> [Records for this exercise]:
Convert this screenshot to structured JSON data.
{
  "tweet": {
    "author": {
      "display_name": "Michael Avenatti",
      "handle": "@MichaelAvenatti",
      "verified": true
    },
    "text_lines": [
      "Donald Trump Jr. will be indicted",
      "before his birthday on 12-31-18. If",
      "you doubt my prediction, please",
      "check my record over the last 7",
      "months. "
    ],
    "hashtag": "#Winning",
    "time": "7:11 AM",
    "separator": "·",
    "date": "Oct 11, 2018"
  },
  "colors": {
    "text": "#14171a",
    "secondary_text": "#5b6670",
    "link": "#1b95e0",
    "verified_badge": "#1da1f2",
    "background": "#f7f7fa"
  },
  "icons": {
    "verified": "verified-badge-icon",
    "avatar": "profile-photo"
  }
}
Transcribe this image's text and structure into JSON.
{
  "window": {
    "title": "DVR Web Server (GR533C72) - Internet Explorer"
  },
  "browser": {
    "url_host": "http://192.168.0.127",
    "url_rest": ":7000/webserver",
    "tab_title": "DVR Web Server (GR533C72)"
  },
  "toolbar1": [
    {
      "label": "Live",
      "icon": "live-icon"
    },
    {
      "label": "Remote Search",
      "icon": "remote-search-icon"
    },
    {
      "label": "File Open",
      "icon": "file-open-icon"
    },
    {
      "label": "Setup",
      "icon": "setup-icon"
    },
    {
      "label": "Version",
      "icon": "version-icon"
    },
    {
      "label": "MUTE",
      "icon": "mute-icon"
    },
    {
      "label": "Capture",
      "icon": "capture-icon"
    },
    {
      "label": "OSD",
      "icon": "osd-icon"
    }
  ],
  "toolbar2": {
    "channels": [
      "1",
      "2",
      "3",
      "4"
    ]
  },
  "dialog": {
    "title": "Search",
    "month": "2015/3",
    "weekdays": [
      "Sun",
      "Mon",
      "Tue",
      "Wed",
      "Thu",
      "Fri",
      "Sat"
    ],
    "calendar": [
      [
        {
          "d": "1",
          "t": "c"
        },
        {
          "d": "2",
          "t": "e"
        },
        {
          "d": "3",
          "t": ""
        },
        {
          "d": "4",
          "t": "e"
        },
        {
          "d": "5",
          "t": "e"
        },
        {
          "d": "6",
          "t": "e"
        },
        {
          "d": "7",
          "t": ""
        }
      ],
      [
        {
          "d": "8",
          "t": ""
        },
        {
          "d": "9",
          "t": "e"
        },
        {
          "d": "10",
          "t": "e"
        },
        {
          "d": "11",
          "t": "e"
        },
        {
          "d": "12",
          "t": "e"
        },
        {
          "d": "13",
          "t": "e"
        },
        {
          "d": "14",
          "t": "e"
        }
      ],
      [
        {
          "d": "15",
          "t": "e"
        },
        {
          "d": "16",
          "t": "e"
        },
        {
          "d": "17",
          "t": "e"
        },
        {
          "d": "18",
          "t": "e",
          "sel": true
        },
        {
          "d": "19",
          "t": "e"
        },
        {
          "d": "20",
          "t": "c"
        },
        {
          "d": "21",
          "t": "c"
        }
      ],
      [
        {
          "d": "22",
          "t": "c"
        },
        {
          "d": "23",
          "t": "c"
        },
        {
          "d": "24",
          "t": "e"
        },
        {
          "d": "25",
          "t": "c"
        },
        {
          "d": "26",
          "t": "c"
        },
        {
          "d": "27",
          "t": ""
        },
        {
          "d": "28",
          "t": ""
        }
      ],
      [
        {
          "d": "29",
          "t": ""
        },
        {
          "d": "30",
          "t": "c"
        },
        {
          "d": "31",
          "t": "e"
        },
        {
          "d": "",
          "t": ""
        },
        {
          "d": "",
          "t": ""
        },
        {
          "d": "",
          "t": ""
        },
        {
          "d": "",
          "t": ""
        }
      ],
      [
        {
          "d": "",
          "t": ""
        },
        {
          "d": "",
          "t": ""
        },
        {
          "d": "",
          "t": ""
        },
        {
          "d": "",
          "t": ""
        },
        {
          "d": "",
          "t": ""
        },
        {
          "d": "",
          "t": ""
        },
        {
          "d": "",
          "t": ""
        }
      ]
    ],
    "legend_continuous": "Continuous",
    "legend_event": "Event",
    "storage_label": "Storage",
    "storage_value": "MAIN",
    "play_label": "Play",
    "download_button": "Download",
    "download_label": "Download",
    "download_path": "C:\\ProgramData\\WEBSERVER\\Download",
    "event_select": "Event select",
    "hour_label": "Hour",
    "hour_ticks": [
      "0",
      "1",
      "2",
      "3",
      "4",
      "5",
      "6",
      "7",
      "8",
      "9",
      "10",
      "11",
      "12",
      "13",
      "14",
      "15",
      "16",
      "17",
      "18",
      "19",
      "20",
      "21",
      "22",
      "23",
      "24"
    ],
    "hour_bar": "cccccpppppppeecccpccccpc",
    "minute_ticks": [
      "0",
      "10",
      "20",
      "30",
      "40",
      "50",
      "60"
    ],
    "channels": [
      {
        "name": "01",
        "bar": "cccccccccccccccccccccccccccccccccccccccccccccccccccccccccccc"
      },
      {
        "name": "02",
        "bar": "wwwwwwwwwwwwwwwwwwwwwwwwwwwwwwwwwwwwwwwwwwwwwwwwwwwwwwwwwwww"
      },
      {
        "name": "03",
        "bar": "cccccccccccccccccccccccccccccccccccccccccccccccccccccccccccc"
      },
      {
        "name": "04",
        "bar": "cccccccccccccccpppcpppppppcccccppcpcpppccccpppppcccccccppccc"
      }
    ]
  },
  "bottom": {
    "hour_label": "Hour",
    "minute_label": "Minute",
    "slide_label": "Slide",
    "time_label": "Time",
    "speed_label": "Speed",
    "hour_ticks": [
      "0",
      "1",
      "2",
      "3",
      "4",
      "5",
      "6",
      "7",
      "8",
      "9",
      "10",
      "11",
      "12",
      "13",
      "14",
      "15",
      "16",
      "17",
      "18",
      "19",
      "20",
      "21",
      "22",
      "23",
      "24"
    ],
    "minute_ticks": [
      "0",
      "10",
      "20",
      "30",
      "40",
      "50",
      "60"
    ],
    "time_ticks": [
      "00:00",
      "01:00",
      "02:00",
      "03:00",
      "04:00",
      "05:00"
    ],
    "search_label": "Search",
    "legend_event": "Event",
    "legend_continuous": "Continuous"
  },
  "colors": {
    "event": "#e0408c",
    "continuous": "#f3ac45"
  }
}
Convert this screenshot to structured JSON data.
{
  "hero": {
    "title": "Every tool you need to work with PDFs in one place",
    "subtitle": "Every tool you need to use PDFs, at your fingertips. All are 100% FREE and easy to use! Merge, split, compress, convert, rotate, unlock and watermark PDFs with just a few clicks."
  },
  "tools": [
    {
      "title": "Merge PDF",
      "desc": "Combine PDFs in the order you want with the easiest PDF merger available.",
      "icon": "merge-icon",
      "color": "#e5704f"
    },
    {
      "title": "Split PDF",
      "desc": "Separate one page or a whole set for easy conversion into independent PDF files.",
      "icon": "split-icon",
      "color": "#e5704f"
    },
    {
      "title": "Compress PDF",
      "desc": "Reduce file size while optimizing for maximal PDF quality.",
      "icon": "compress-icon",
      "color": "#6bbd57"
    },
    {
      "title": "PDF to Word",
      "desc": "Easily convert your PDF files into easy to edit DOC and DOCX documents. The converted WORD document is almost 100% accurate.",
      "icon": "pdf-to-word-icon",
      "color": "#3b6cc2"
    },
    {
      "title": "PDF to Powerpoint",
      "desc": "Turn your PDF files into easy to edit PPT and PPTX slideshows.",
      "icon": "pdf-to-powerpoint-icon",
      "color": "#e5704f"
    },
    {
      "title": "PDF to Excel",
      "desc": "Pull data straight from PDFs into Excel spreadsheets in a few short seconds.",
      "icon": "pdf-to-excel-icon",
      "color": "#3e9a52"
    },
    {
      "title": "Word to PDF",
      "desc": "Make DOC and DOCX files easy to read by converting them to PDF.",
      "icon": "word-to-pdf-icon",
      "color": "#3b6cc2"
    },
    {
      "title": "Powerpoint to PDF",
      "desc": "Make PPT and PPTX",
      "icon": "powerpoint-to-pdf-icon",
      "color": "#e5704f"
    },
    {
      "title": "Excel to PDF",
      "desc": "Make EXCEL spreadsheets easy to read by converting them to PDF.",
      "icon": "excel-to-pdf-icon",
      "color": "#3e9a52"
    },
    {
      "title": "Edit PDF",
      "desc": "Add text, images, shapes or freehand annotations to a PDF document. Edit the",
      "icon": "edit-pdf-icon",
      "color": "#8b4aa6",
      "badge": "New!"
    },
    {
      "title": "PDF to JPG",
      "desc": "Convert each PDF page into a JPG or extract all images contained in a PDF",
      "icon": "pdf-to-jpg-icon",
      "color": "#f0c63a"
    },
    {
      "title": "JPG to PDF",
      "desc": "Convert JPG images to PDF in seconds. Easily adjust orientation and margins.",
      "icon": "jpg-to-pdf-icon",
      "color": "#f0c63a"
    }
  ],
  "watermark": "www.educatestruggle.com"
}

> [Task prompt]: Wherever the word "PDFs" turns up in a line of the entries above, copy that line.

> [Final answer]:
    "title": "Every tool you need to work with PDFs in one place",
    "subtitle": "Every tool you need to use PDFs, at your fingertips. All are 100% FREE and easy to use! Merge, split, compress, convert, rotate, unlock and watermark PDFs with just a few clicks."
      "desc": "Combine PDFs in the order you want with the easiest PDF merger available.",
      "desc": "Pull data straight from PDFs into Excel spreadsheets in a few short seconds.",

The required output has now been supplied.